Reflections on the Declaration of Independence - Jack Booker
Thomas Jefferson’s 1776 Declaration of Independence declared the ideals of citizens’ natural, inalienable rights of life, liberty, the pursuit of happiness and equality for all. It also detailed specific colonial grievances, established the purpose and principle of self-government, and defined the concept of consent of the governed. But for Jack Booker, an enslaved printer in colonial Virginia, the words of this declaration – words he has just printed in the Gazette – ring hollow. Explore what the Declaration meant to both free and enslaved Virginians. Were the promises of freedom and equality fulfilled?
About Jeremy V. Morris
Morris is an award-winning actor and playwright based in Richmond, Va., and has been performing with the actor-interpreter unit at the Colonial Williamsburg Foundation for seven years. In the Historic Area of Williamsburg, Morris portrays several characters taken right from the records of the 18th century, and even the 19th century as he also portrays Nat Turner for the Colonial Williamsburg Teacher’s Institute. He has also written, co-written, and collaborated on several projects and programs seen across the museum, including “Journey to Redemption,” “His Chosen Master,” and “Created Equal.”
Click below to see additional responses to students’ questions submitted during our February 26 program.
Suggested Classroom Activities
A. Created Equal
The Declaration of Independence asserts that ‘all men are created equal’ and are endowed with certain unalienable rights – “life, liberty and the pursuit of happiness.” When those words were written, over 52 percent of Williamsburg’s population was enslaved. This is a special release of “Created Equal,” a museum theatre exploration of African American perspectives on the Declaration, the revolutions it inspired, and the ongoing struggle for equality and freedom in America. It first premiered live on stage at Colonial Williamsburg on July 4th, 2019.
B. Freedom for All?

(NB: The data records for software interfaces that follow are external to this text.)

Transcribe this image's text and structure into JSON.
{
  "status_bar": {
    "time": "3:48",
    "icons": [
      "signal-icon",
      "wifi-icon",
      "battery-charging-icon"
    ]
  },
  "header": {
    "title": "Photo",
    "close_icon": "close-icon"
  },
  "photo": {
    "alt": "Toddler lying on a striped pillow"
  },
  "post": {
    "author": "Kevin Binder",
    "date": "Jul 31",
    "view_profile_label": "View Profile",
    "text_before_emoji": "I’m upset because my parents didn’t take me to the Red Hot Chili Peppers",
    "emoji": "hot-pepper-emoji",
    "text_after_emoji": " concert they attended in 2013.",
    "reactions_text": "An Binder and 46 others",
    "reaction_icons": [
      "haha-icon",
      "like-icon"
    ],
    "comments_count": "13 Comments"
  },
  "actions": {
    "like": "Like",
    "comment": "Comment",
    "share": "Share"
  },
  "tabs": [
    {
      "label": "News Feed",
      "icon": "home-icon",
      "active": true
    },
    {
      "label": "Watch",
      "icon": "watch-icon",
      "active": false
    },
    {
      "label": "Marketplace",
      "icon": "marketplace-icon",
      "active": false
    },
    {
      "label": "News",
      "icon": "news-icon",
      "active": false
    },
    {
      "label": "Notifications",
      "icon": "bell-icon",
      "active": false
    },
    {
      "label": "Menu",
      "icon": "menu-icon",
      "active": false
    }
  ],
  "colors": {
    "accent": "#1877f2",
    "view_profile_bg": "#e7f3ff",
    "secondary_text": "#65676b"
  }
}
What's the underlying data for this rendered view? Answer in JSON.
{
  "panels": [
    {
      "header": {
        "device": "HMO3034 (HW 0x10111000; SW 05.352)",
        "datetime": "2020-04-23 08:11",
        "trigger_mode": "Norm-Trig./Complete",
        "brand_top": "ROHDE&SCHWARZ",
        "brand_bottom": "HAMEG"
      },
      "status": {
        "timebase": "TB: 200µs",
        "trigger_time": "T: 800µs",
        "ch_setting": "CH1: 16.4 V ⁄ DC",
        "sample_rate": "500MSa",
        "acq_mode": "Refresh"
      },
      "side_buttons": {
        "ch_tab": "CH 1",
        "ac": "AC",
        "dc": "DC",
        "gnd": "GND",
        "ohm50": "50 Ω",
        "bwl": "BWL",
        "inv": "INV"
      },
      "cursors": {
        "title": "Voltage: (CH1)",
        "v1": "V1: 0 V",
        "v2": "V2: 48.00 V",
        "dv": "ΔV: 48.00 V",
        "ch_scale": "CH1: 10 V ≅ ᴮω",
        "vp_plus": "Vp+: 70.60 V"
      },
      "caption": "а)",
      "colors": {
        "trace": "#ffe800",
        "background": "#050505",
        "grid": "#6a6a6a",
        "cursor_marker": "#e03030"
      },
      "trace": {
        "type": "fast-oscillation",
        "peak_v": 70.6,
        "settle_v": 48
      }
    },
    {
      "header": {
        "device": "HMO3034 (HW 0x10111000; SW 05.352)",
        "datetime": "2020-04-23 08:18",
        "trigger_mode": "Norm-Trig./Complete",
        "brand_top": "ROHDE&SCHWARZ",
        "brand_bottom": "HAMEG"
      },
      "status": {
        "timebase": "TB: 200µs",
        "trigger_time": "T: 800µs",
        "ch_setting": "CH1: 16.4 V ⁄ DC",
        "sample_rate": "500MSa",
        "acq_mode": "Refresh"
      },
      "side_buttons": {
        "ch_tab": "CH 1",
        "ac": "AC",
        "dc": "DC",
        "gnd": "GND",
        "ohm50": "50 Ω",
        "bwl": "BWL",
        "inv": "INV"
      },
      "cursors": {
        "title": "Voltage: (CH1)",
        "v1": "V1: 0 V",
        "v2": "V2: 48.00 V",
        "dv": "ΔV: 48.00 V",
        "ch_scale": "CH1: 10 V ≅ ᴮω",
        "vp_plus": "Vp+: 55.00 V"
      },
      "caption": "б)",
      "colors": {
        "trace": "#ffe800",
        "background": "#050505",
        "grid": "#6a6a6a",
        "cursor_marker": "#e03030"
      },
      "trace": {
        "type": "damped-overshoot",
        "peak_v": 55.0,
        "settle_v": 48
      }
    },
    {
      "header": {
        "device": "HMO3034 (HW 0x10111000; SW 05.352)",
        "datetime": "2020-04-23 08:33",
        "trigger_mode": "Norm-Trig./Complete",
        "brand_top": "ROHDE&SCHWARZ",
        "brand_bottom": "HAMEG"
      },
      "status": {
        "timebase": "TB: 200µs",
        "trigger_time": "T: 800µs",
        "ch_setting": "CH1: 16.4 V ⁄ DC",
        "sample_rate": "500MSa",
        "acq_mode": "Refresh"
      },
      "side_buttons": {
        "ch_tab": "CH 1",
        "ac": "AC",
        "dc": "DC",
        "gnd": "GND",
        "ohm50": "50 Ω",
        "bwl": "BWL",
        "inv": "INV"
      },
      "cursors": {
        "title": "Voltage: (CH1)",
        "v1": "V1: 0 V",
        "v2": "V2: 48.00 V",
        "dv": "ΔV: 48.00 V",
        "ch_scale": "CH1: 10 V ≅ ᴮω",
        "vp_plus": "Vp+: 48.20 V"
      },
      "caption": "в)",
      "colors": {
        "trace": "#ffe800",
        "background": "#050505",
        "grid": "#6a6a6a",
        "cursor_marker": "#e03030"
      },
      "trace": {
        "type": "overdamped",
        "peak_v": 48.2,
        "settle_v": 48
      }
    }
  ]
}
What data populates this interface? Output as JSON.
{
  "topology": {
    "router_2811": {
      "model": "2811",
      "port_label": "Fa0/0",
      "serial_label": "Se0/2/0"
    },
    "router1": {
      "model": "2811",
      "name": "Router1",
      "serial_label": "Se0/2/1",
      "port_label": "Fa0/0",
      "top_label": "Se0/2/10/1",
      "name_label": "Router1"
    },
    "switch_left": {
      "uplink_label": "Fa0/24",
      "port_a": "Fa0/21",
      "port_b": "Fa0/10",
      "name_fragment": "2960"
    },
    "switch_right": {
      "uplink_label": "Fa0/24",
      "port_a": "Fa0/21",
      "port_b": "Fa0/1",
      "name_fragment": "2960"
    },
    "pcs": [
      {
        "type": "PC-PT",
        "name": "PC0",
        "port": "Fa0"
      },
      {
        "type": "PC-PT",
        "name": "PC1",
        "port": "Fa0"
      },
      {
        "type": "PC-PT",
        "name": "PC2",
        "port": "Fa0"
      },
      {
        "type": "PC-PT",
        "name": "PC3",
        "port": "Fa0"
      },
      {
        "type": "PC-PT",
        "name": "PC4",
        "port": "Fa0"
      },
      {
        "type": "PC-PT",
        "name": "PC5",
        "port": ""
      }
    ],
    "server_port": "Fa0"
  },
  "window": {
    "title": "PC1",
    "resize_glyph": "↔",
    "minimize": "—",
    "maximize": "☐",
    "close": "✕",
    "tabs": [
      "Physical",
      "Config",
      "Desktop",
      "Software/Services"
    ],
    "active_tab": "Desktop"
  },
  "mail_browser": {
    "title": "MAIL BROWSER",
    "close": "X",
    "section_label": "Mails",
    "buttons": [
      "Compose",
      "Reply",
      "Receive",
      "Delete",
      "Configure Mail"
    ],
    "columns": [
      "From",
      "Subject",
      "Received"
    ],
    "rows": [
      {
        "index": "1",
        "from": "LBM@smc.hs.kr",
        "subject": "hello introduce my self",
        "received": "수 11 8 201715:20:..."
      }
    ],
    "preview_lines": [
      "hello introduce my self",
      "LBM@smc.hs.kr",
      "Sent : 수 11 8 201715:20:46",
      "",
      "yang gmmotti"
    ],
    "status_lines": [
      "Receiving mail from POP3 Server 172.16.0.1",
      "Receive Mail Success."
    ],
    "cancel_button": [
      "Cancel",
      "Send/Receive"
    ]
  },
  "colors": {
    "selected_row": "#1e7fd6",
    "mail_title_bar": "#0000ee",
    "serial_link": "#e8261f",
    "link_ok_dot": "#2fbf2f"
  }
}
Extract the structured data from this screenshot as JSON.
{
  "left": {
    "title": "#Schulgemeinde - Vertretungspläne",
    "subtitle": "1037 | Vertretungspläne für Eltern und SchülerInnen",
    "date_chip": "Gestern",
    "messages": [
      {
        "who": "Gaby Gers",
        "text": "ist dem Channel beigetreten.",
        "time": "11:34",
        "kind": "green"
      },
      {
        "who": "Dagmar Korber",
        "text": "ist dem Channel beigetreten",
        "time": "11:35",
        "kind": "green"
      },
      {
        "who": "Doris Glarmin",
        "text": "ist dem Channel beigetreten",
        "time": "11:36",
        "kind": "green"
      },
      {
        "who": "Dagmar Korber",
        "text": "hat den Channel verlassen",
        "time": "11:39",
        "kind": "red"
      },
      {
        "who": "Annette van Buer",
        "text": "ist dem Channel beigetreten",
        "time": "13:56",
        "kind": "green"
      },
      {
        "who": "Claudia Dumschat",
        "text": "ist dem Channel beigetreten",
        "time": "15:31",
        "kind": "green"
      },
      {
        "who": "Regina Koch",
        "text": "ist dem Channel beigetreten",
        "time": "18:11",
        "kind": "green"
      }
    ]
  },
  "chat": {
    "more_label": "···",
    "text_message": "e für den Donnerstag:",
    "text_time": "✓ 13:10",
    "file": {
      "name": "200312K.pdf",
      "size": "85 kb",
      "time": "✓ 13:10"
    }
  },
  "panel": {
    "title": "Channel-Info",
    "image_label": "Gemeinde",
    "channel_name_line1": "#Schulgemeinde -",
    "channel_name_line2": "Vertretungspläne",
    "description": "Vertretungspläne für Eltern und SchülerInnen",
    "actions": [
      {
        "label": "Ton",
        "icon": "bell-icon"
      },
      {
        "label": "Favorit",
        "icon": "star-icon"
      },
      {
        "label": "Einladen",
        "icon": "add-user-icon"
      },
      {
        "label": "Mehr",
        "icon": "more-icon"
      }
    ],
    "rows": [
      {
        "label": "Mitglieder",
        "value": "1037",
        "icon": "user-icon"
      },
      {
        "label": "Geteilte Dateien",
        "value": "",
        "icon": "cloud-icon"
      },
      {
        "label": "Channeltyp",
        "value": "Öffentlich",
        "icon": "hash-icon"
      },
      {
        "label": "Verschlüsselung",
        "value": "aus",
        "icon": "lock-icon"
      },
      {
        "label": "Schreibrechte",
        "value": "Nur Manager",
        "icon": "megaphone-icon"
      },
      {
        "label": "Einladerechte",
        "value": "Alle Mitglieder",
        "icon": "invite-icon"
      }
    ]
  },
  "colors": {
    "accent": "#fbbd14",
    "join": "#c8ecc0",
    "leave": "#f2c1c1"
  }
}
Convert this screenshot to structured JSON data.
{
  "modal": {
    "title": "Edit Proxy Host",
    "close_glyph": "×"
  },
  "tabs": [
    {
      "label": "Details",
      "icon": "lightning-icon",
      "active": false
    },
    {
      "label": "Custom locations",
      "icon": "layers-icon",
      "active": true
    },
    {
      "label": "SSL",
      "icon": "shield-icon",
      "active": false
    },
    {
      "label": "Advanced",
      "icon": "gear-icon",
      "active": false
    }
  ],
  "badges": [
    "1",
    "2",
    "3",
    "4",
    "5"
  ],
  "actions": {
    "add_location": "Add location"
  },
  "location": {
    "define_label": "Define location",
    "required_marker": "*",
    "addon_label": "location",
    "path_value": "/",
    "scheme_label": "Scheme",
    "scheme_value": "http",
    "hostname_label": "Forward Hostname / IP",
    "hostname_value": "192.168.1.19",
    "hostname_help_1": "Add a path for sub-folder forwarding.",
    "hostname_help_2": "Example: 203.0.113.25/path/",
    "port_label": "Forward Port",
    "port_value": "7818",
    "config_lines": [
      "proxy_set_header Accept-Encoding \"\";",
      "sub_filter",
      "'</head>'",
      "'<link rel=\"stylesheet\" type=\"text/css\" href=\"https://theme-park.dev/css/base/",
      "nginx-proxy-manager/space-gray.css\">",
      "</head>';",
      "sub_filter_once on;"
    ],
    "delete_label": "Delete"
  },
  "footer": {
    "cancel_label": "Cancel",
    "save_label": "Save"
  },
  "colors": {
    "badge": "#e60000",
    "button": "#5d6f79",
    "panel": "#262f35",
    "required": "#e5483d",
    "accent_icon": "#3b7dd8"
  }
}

Discuss the Declaration of Independence. Who was left out when our Founders discussed rights and freedom? Watch Amanda Gorman, Youth Poet Laureate perform her Independence Day poem. Ask students to write their own Independence Day poem and recite it as if performing as the Poet Laureate.
C. Founding Documents
Americans are constantly trying to balance the values they hold as essential to the republic. The four value tensions—Freedom vs. Equality, Unity vs. Diversity, Private Wealth vs. Common Wealth, and Law vs. Ethics—can be found in every period of American history. Which value is favored in each pair shifts over time, as does Americans’ interpretation of each value. In this activity, students analyze six founding and defining documents from United States history using the pattern of value tensions.
D. The Declaration of Independence: In Our Own Words
This lesson is best used after a unit covering the colonies’ reasons for declaring independence. In this lesson, students will translate the Declaration of Independence into modern language. They will consider how the Declaration is still being used today and will discuss the relevance of the document on modern life.
E. Declaring Independence Again and Again!
In this lesson, students explore the core democratic values that have endured since the Declaration was issued in 1776. What are these core values? What is their relationship to the founding of our nation? How have the concrete meanings we attach to these founding principles changed over time? By analyzing the Declaration as a primary source and founding document, and then comparing it to other documents that have echoed its key principles, we can come to understand how citizens have employed these core principles to drive change.